• _What is being asked_:
The exercise asks you to copy every line below in which "with" appears.

[Opening Entries provided section]

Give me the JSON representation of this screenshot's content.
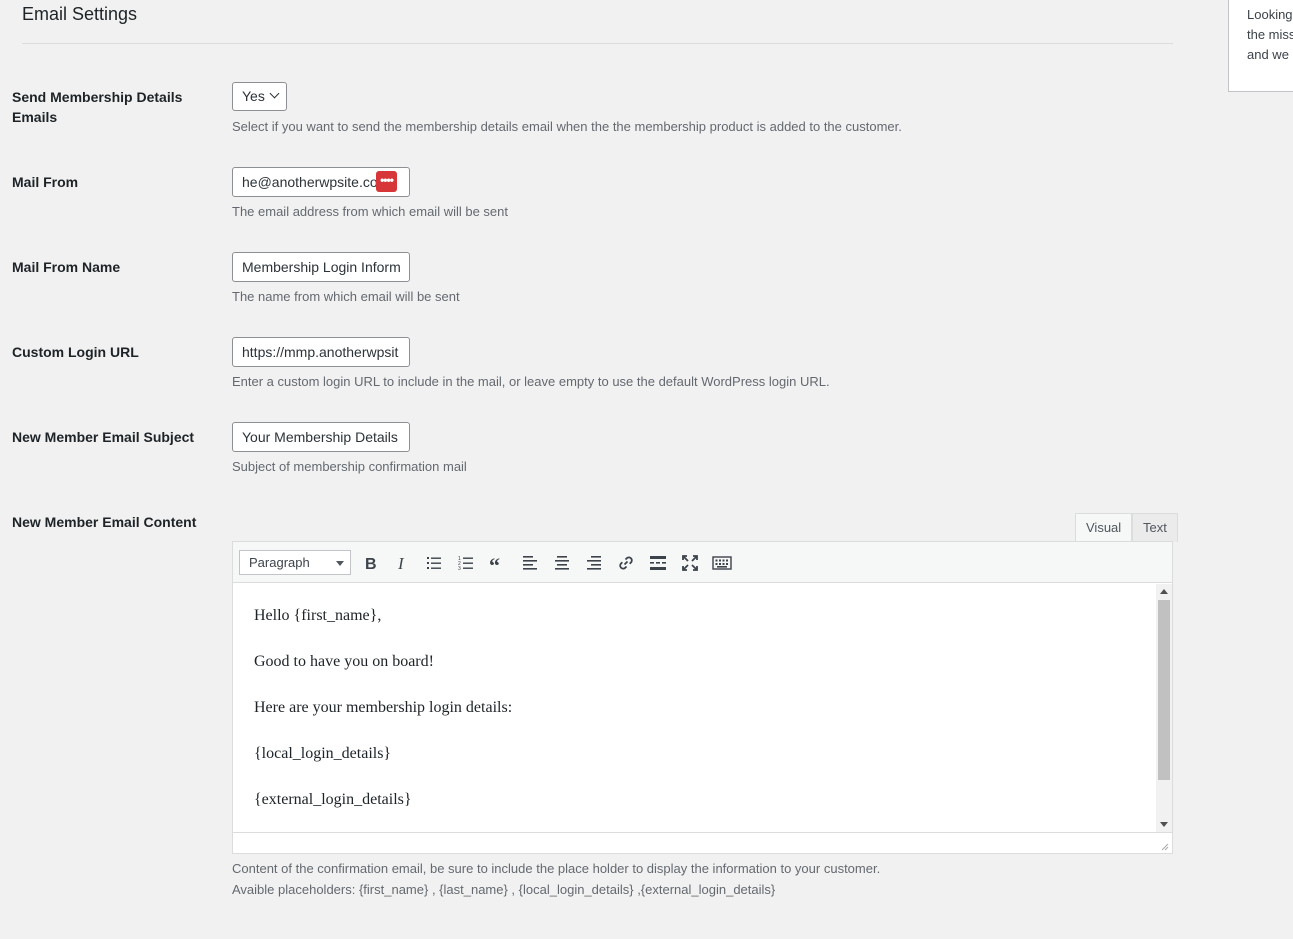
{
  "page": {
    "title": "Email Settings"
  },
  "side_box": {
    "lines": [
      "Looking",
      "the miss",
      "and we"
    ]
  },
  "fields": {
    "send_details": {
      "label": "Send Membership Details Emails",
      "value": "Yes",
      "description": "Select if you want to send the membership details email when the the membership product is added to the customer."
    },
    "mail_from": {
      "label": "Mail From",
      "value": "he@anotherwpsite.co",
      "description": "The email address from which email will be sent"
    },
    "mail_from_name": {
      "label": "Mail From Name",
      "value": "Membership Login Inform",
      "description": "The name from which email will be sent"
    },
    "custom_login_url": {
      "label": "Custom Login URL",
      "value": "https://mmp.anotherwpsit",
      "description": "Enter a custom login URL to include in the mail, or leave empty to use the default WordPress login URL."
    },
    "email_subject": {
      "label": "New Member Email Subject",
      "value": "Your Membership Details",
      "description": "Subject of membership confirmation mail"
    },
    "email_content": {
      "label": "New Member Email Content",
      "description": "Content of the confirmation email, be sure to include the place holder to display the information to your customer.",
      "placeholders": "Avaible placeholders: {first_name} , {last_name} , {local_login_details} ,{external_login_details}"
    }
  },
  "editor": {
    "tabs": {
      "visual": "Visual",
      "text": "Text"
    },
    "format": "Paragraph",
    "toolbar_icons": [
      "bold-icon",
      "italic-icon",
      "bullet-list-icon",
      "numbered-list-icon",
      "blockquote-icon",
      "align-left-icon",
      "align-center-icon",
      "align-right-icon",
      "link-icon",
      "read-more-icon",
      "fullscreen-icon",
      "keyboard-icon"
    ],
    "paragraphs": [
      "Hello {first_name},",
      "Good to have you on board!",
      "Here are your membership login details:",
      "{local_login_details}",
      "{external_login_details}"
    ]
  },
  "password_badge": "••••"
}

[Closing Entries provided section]
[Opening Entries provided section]

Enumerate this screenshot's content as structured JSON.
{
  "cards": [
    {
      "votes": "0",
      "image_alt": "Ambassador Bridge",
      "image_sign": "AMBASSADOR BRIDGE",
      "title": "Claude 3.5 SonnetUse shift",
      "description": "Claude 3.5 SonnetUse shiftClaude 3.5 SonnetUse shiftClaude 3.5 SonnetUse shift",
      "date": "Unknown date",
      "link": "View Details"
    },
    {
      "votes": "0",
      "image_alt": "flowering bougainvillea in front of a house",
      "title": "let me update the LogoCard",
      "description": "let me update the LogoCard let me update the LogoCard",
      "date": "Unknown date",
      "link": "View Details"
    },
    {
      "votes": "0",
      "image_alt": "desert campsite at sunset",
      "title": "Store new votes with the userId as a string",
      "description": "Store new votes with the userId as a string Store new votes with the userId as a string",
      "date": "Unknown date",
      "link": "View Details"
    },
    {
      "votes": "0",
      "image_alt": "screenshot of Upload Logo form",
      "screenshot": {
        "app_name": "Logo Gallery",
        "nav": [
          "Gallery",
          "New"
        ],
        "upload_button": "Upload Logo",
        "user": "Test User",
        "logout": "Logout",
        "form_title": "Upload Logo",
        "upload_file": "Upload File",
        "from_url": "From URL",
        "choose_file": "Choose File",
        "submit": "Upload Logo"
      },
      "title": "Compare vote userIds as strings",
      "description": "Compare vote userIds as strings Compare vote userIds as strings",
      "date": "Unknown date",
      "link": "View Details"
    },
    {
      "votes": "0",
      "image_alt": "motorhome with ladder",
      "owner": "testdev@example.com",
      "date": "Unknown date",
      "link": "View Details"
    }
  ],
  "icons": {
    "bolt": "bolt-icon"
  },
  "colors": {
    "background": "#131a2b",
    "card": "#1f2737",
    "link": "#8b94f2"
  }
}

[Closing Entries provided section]

• _Solution to the exercise_:
      "title": "Store new votes with the userId as a string",
      "description": "Store new votes with the userId as a string Store new votes with the userId as a string",
      "image_alt": "motorhome with ladder",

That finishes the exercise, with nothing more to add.